● GOAL OF THE EXERCISE
Keep only the lines of the material below that contain the word "button". Copy those lines.

= Beginning of Section =

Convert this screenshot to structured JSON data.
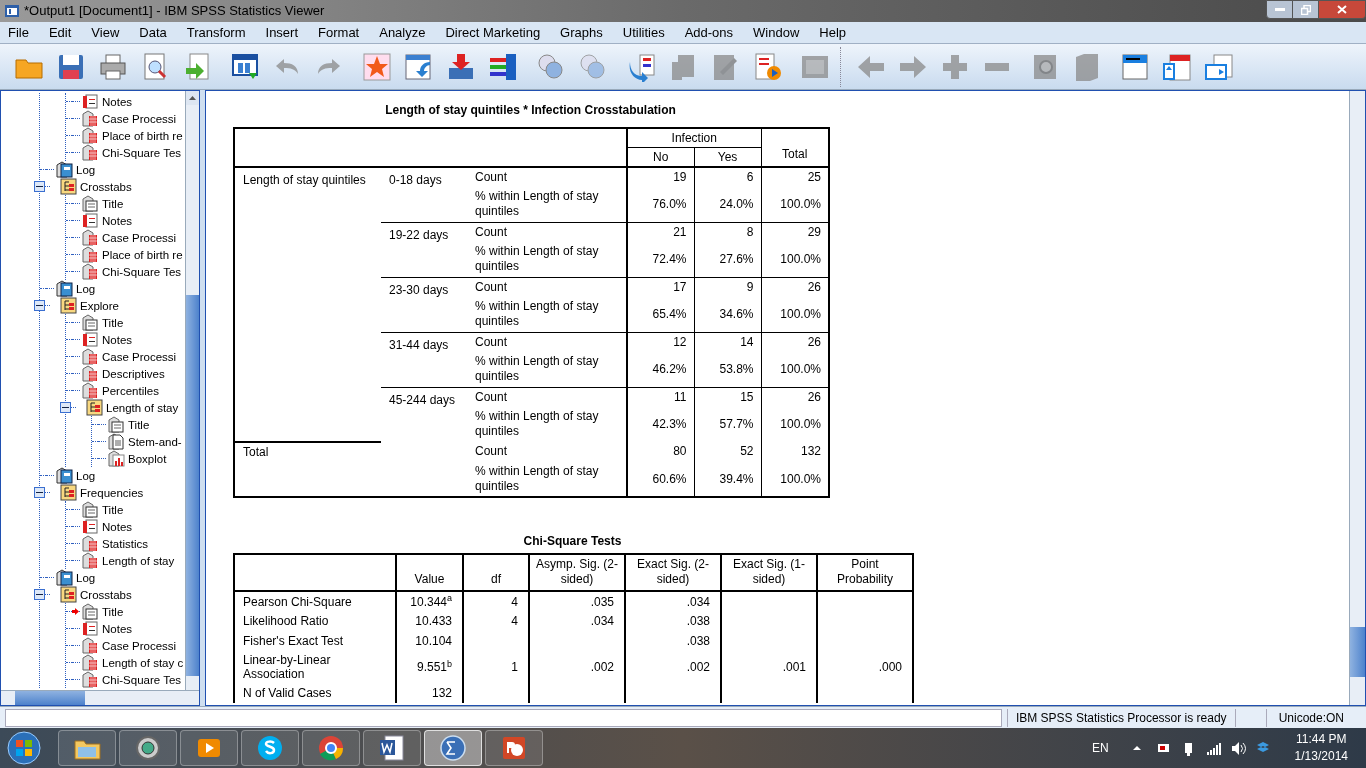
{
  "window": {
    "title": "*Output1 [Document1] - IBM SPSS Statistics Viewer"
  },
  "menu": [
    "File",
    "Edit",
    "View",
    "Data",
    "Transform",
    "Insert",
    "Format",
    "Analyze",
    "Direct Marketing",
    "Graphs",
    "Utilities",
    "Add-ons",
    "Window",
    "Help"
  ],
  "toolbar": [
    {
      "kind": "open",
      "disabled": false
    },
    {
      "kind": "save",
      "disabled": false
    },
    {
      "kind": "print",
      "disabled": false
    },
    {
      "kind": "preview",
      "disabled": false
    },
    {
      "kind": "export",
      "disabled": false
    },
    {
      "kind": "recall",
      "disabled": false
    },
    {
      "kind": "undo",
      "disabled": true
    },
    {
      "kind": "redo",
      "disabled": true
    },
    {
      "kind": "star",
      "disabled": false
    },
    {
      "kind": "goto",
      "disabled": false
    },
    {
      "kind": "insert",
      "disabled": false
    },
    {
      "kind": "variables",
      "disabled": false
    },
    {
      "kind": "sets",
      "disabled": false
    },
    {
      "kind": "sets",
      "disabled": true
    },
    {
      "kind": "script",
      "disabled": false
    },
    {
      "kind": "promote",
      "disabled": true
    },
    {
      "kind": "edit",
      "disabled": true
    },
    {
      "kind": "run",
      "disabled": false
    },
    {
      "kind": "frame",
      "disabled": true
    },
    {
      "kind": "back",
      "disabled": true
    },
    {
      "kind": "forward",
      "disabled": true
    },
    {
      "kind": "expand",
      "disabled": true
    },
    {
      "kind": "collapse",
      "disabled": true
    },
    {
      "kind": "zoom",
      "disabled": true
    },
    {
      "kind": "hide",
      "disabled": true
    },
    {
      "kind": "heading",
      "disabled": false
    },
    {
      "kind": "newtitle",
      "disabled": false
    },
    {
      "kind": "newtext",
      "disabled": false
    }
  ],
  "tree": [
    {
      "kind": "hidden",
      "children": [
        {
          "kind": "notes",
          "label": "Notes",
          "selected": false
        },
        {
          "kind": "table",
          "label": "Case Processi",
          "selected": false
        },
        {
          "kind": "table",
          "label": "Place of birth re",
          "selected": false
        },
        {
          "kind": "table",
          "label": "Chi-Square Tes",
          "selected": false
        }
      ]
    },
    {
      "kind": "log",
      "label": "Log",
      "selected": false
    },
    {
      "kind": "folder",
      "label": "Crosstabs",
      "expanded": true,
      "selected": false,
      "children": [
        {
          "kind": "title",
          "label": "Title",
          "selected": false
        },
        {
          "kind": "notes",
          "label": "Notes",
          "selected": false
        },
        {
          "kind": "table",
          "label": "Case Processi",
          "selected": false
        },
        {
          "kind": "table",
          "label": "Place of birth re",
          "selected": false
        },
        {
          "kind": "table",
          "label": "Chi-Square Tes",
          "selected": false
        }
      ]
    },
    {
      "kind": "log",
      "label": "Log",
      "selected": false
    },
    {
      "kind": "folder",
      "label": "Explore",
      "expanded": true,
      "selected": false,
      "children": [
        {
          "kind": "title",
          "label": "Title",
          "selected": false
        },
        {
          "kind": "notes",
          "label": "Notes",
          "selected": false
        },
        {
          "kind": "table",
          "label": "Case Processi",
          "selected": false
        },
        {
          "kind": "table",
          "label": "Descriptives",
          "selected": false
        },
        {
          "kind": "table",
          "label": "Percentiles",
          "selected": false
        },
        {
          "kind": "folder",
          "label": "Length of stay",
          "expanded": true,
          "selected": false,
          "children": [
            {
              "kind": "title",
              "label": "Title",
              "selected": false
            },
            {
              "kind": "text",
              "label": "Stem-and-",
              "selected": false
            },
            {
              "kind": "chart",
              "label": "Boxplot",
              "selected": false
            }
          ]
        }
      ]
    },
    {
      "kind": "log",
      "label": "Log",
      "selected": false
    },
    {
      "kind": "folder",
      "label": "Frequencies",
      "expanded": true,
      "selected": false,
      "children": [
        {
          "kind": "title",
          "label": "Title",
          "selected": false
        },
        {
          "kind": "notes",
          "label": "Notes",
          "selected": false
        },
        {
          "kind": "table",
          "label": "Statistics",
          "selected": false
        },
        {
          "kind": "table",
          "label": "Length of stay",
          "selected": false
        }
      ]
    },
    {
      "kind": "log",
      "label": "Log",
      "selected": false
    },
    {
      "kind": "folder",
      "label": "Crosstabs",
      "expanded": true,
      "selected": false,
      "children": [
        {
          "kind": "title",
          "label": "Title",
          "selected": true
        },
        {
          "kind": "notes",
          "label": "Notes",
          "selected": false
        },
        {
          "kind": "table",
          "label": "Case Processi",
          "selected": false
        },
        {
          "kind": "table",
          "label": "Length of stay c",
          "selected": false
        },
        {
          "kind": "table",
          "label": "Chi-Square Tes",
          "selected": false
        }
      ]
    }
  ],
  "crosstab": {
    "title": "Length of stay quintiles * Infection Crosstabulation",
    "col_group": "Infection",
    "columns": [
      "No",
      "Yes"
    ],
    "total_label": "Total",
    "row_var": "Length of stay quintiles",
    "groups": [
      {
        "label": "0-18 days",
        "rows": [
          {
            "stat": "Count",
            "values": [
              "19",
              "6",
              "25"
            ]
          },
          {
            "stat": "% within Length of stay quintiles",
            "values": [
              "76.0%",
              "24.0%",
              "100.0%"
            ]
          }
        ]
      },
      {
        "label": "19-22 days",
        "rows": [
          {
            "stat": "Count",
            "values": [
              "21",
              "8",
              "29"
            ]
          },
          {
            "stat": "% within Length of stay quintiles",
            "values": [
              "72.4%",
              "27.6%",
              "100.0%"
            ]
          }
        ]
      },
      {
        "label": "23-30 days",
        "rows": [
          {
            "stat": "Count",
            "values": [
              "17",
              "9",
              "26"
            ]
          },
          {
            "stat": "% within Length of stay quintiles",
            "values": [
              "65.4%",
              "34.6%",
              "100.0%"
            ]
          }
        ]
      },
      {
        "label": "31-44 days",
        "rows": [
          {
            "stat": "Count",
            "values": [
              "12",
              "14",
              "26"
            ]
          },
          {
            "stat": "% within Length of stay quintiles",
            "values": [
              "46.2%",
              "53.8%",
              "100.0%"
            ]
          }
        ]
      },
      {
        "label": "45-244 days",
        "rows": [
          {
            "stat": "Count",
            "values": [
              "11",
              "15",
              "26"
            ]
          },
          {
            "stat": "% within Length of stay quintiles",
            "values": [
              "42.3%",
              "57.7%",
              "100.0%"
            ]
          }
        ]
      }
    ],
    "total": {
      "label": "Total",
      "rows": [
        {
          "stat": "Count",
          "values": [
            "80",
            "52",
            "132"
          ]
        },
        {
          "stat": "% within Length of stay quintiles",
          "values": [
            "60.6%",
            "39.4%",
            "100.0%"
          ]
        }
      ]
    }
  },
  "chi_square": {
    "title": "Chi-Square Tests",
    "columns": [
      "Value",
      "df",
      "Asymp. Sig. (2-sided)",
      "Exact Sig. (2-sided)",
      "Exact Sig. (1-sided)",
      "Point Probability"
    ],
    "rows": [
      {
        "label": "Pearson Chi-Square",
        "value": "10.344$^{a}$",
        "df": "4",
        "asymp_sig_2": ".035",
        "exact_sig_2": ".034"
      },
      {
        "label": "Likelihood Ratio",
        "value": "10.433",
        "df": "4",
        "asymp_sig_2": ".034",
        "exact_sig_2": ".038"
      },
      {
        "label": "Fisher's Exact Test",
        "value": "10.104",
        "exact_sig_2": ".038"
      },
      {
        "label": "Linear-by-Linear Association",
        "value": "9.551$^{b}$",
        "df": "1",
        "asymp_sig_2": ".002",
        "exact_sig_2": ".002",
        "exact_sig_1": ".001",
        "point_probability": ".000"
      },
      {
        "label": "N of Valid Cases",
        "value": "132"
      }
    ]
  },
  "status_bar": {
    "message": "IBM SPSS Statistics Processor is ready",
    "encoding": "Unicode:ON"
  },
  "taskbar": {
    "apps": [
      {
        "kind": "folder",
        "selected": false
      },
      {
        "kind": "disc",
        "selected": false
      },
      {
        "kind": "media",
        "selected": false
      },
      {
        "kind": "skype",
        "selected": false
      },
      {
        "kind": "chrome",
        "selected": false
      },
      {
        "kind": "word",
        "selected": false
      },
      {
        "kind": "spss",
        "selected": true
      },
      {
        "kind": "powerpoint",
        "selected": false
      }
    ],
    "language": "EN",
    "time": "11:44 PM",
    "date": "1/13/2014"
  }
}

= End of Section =
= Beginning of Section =

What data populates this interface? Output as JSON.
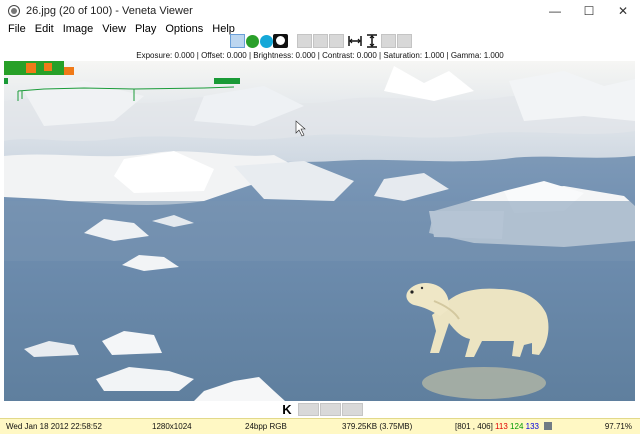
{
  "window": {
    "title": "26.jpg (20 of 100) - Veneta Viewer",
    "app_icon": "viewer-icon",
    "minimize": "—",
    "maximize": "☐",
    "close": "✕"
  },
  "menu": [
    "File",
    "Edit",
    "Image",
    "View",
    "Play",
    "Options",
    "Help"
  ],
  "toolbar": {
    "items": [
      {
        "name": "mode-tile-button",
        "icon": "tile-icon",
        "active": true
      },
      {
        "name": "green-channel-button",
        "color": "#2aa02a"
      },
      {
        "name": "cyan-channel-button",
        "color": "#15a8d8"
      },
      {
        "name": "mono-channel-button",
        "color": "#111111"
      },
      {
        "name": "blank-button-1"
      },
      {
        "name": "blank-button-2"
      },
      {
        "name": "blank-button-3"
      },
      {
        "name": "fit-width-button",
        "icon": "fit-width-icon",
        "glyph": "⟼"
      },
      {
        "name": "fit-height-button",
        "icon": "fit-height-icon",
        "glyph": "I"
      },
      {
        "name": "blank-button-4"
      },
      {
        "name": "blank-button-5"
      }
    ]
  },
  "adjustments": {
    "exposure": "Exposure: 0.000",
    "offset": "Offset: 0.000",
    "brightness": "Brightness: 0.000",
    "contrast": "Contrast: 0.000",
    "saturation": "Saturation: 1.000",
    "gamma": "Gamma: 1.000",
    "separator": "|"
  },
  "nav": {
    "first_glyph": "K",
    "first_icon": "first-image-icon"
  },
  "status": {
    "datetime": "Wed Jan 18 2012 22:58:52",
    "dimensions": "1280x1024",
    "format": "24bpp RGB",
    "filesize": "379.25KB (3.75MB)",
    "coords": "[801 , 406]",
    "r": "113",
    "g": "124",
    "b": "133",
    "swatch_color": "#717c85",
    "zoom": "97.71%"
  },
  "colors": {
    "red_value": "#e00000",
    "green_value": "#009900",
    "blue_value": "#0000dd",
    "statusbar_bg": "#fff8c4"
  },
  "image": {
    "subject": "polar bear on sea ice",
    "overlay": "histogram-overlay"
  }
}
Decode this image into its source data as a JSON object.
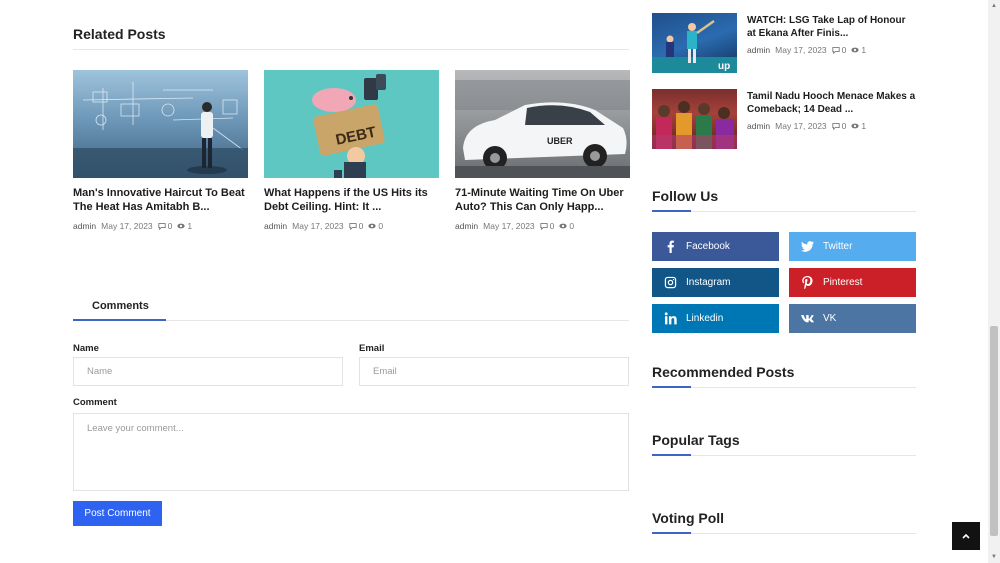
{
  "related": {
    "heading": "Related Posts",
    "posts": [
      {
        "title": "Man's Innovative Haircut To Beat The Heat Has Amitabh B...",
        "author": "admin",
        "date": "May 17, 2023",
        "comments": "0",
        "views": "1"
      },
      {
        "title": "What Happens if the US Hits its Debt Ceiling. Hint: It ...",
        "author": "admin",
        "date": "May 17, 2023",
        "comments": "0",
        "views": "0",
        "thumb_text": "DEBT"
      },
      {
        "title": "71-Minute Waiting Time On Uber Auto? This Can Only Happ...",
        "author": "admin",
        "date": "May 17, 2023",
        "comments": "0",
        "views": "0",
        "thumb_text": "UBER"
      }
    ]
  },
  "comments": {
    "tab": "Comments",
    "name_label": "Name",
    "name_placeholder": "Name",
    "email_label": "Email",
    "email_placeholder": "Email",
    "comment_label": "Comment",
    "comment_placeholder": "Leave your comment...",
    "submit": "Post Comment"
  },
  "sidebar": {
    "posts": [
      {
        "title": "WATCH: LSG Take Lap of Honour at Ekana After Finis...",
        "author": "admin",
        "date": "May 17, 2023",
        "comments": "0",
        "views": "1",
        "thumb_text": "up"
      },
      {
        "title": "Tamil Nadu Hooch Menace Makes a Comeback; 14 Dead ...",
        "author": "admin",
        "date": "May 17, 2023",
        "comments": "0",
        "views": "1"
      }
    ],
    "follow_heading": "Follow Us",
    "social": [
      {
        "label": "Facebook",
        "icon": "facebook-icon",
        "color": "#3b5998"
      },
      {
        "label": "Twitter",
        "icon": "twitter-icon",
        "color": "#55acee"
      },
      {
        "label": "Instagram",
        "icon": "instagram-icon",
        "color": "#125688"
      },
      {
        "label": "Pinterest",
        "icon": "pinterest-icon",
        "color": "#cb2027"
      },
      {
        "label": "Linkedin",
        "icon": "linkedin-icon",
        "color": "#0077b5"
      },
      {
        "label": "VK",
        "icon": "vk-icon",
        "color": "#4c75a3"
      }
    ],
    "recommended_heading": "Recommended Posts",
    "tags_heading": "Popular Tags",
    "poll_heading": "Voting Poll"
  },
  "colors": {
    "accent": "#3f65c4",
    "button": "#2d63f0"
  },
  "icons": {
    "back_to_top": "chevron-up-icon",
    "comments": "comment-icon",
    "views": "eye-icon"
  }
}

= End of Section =
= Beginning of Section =

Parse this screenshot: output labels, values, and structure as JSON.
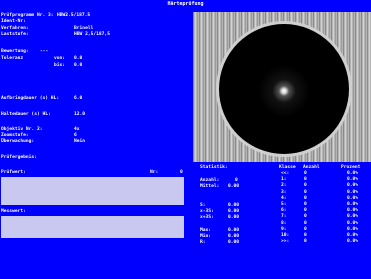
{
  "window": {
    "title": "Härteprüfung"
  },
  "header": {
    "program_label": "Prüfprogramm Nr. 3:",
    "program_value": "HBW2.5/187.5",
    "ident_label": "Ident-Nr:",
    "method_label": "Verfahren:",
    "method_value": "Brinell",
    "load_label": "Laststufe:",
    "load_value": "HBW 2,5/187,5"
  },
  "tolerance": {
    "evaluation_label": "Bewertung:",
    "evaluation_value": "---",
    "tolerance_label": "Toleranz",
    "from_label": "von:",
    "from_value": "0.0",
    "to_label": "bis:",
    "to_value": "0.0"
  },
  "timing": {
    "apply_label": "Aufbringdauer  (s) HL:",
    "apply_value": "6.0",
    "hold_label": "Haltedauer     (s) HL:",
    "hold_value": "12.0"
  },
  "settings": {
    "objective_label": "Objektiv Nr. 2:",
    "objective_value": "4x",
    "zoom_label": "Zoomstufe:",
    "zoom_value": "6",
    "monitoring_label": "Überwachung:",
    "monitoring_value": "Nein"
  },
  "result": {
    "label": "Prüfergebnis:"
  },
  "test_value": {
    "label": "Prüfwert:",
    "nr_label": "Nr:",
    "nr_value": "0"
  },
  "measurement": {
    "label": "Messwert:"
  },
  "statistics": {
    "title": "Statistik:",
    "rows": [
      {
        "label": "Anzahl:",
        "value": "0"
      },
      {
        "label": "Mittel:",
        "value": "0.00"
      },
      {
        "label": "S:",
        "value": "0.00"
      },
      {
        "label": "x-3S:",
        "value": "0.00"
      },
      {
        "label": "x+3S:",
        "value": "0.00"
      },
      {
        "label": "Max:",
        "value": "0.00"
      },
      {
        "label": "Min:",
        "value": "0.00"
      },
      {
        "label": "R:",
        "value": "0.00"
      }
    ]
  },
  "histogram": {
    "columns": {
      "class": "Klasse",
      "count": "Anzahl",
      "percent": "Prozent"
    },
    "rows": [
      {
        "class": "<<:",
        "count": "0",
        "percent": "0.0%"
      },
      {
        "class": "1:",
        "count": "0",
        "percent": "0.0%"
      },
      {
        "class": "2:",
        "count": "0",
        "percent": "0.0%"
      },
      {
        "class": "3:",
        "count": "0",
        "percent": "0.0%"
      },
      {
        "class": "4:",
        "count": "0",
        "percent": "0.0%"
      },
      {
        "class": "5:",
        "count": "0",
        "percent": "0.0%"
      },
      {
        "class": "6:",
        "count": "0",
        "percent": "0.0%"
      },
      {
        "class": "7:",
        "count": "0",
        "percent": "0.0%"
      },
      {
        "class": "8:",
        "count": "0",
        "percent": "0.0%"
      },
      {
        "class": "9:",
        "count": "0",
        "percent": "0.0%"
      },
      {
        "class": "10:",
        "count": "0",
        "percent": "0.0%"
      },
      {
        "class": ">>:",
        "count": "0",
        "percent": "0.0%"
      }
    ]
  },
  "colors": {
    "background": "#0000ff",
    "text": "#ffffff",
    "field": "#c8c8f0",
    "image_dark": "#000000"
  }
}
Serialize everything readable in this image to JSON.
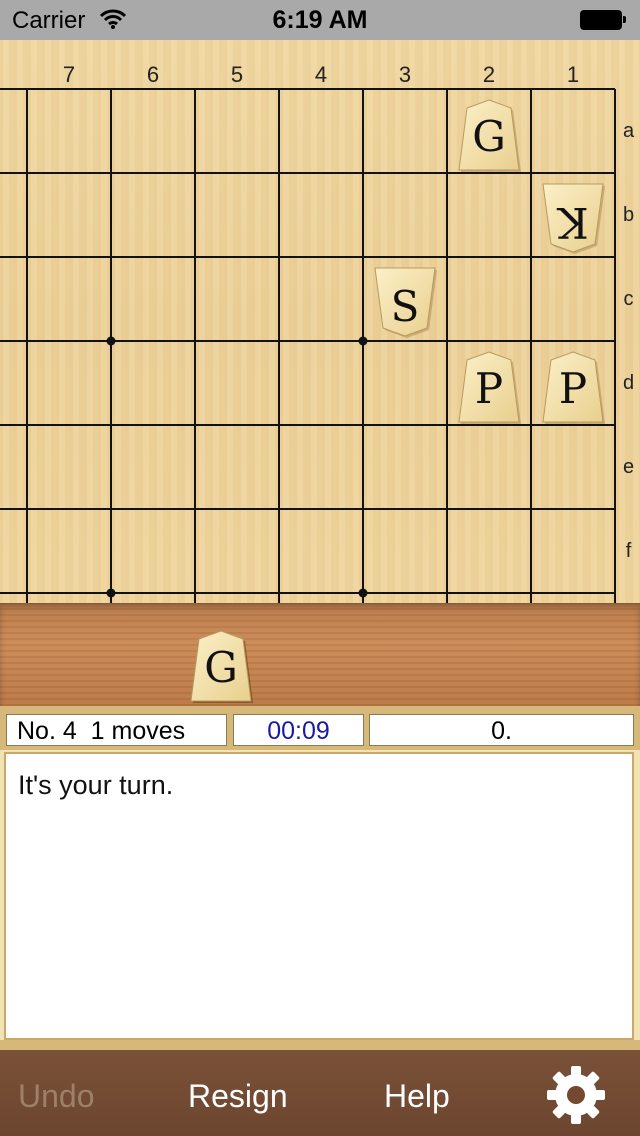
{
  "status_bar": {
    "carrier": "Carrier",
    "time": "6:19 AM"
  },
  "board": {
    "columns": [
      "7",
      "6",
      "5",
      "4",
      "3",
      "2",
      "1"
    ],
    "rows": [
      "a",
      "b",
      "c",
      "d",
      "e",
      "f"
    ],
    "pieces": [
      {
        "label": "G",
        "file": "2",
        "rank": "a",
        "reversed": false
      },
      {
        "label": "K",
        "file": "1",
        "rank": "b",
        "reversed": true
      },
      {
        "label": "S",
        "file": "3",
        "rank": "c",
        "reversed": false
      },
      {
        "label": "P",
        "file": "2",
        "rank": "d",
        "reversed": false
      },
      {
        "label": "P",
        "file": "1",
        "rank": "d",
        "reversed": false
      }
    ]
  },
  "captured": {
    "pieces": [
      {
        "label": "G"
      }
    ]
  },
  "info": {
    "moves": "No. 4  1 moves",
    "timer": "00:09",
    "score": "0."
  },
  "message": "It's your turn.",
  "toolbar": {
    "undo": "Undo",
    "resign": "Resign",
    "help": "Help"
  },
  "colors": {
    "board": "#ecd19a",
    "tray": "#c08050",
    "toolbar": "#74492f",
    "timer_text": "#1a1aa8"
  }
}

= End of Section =

● WRITTEN REPLY
        "name": "mode-tile-button",
        "name": "green-channel-button",
        "name": "cyan-channel-button",
        "name": "mono-channel-button",
        "name": "blank-button-1"
        "name": "blank-button-2"
        "name": "blank-button-3"
        "name": "fit-width-button",
        "name": "fit-height-button",
        "name": "blank-button-4"
        "name": "blank-button-5"
    "button": "#2d63f0"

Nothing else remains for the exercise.